Our commercial lease solicitors in London charge an affordable fixed fee between £1000-£1500 plus VAT (covering all aspects of surrendering a commercial lease).

By choosing our fixed fee services, you can have the peace of mind that there will be no hidden costs or surprises. We believe in transparency and making the commercial lease process as smooth as possible.

Surrendering a commercial lease is often challenging due to complex legal requirements. Seeking advice from experienced solicitors is crucial.

At Moeen & Co. Solicitors, our expert team of commercial lease solicitors in Hayes, London offers tailored advice to help you navigate these complexities. This ensures you make well-informed decisions, avoiding common pitfalls.

We facilitate smooth negotiations for lease surrender, offering advice to protect your interests. We guide you through the essential steps.

We recognise the uniqueness of each lease surrender, offering bespoke solutions. Whether as a tenant or a landlord, we help negotiate surrender terms, draft necessary documents, and ensure legal compliance.

Why choose Moeen & Co. Solicitors?

  • Specialised team of commercial property solicitors
  • Extensive experience in lease surrender cases
  • Personalised solutions tailored to your needs
  • Efficient and reliable service
  • Transparent communication and clear guidance
  • Proven track record of successful outcomes

Contact Moeen & Co. Solicitors

For expert advice on surrendering a commercial property lease, our commercial lease solicitors in Hayes, London today at 0203 959 7755.

There are several ways to contact our solicitors based in Hayes, London:

We are located near Hayes and Harlington Station on Hayes High Street, in Hayes Town Centre. 

FAQs: Surrendering a Commercial Lease

You may be able to surrender a commercial lease before its actual expiration date with the landlord's consent.

Not all commercial leases have provisions for surrender. It's essential to review the lease agreement for specific clauses that allow for early termination or consult with a commercial lease solicitor to explore your options.

Yes, the landlord's consent is typically required to surrender a commercial lease. The process usually involves negotiations and a mutual agreement.

Penalties can vary depending on the lease agreement and the terms negotiated with the landlord. Possible penalties include financial compensation for lost rental income, forfeiture of security deposits, and other charges.
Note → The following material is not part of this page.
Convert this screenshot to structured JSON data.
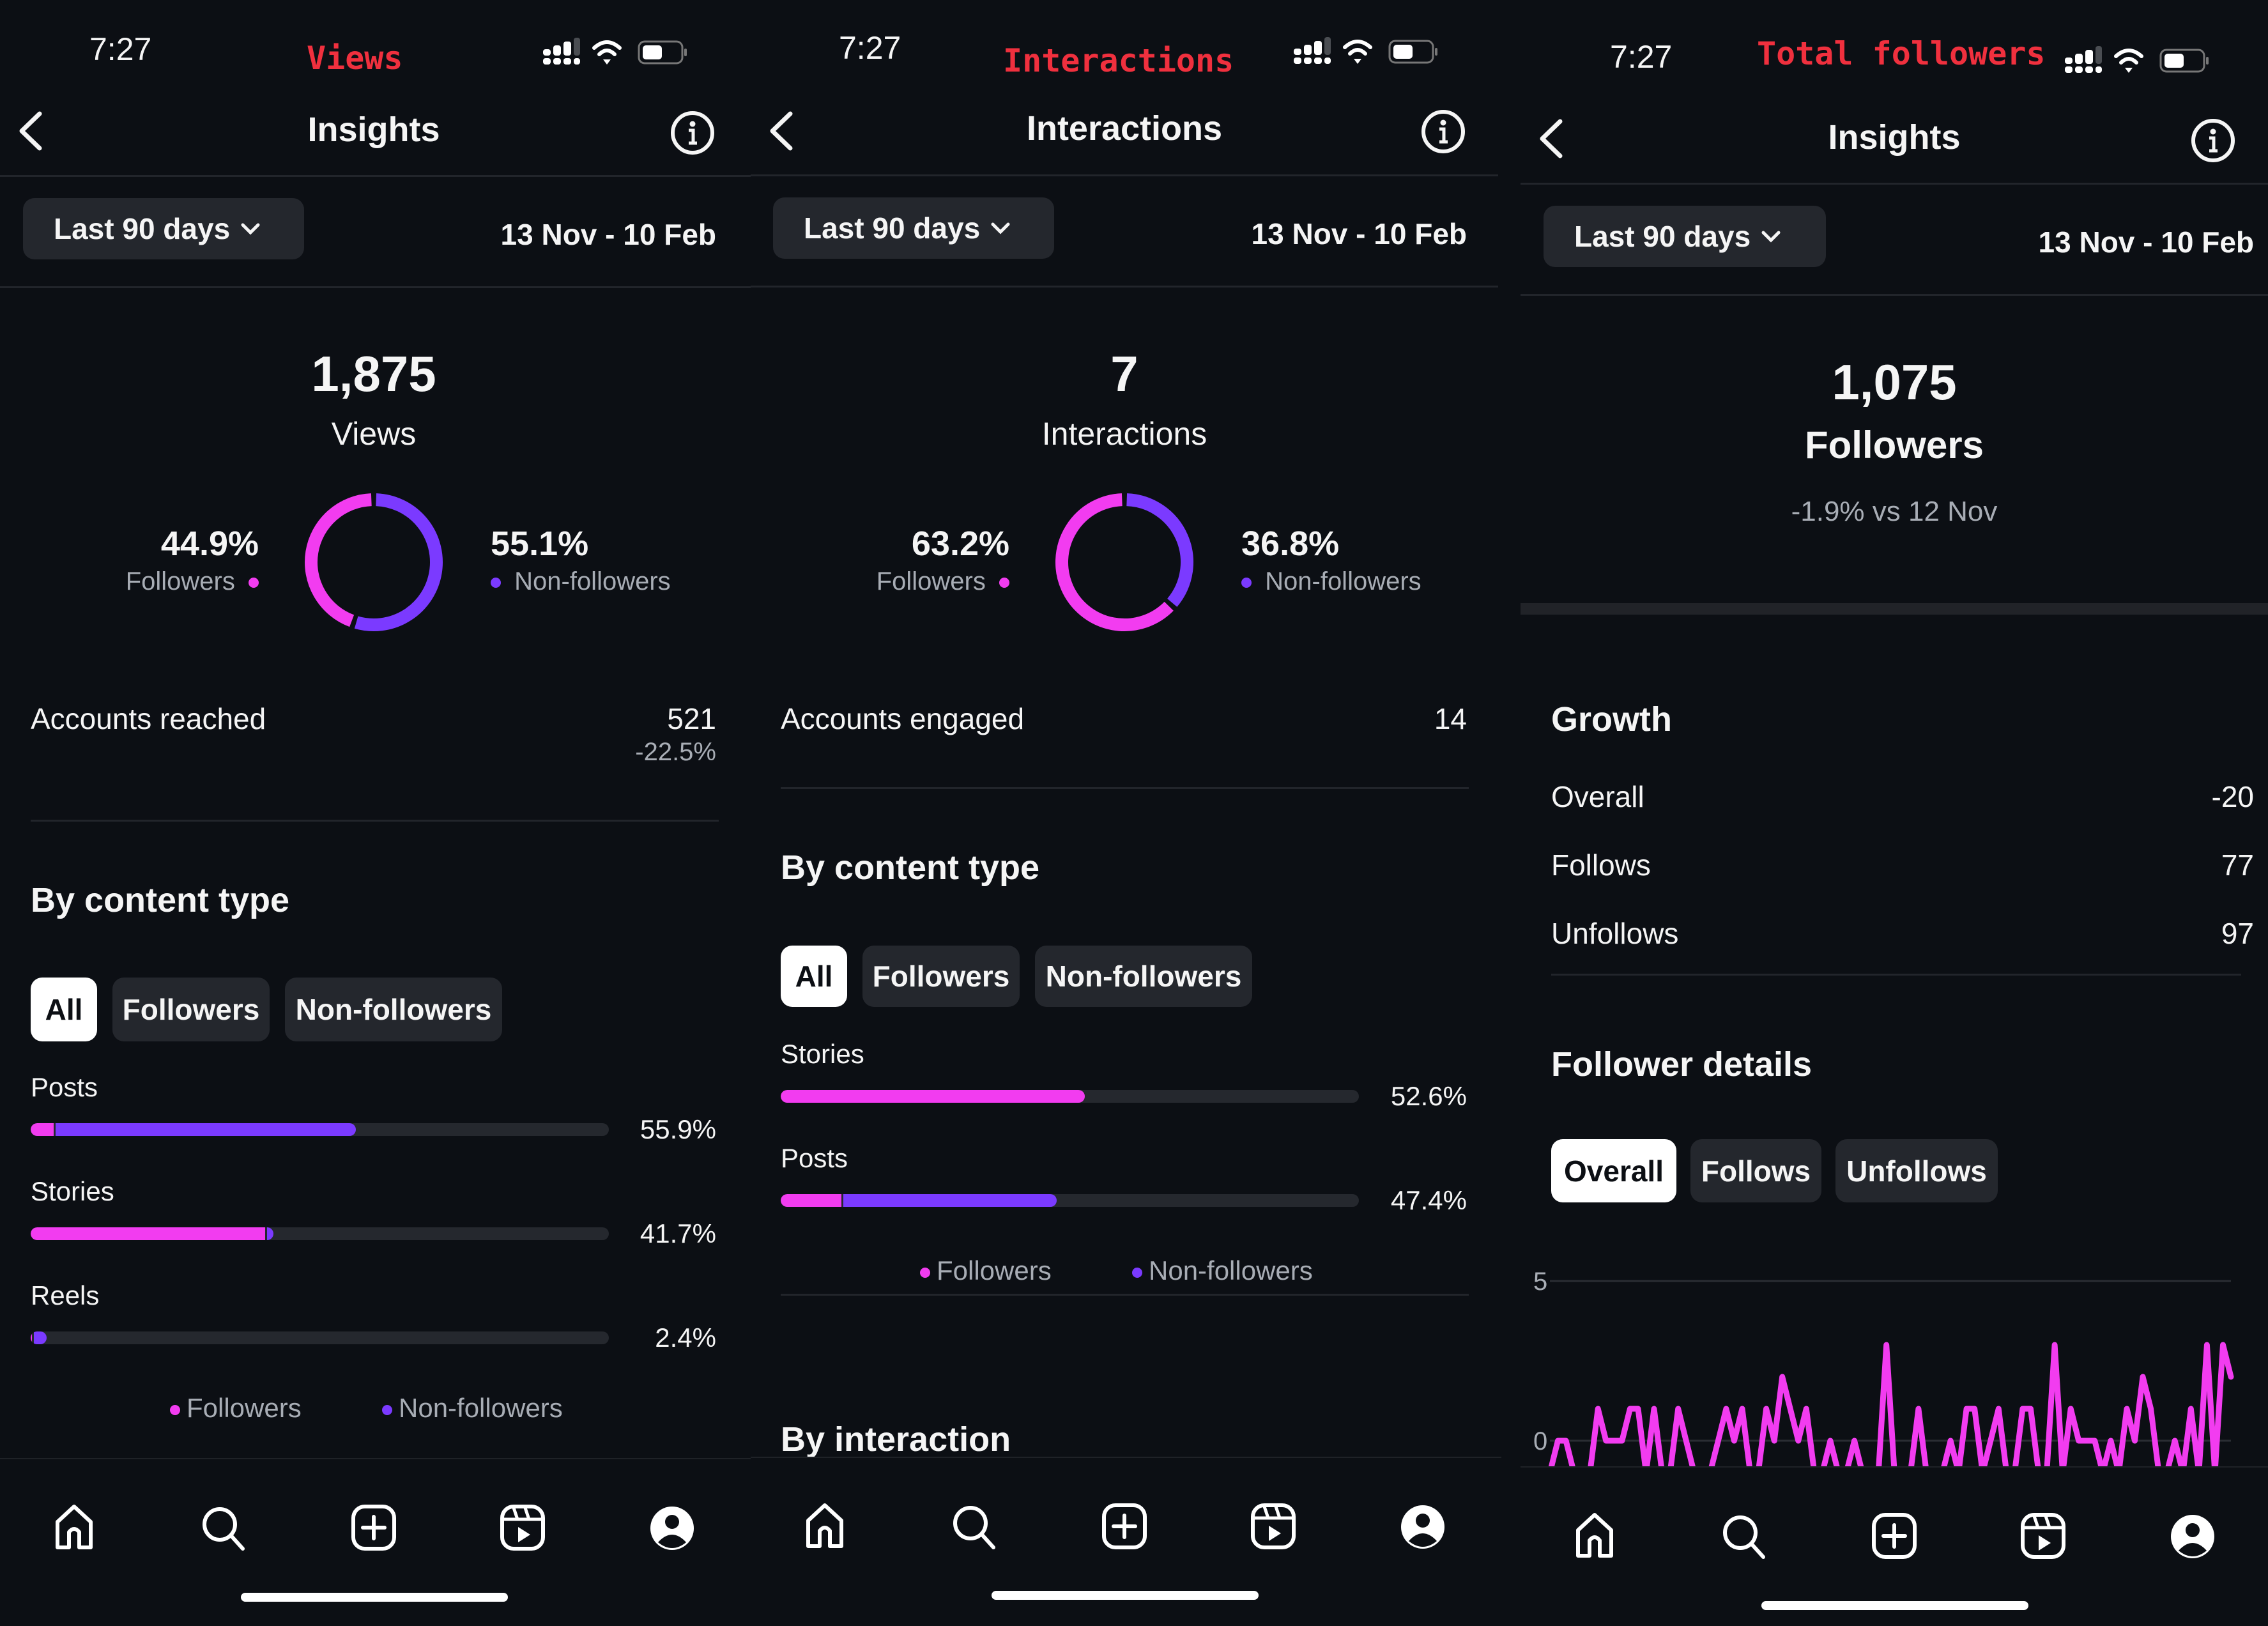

To minimise costs, try to negotiate favourable terms with the landlord, consider finding a replacement tenant, and ensure you meet all your lease obligations, such as property maintenance.

Start by reviewing your lease agreement, communicating with your landlord, negotiating terms, settling any financial obligations, and seeking legal advice to ensure all procedures are correctly followed.

Yes, it’s highly advised to get a solicitor involved when you’re giving up a commercial lease. They can guide you through the legal steps, ensure you're treated fairly, and deal with any issues that might come up.

Looking for a solicitor?

If you need legal advice or assistance with your legal matter, speak to our lawyer today.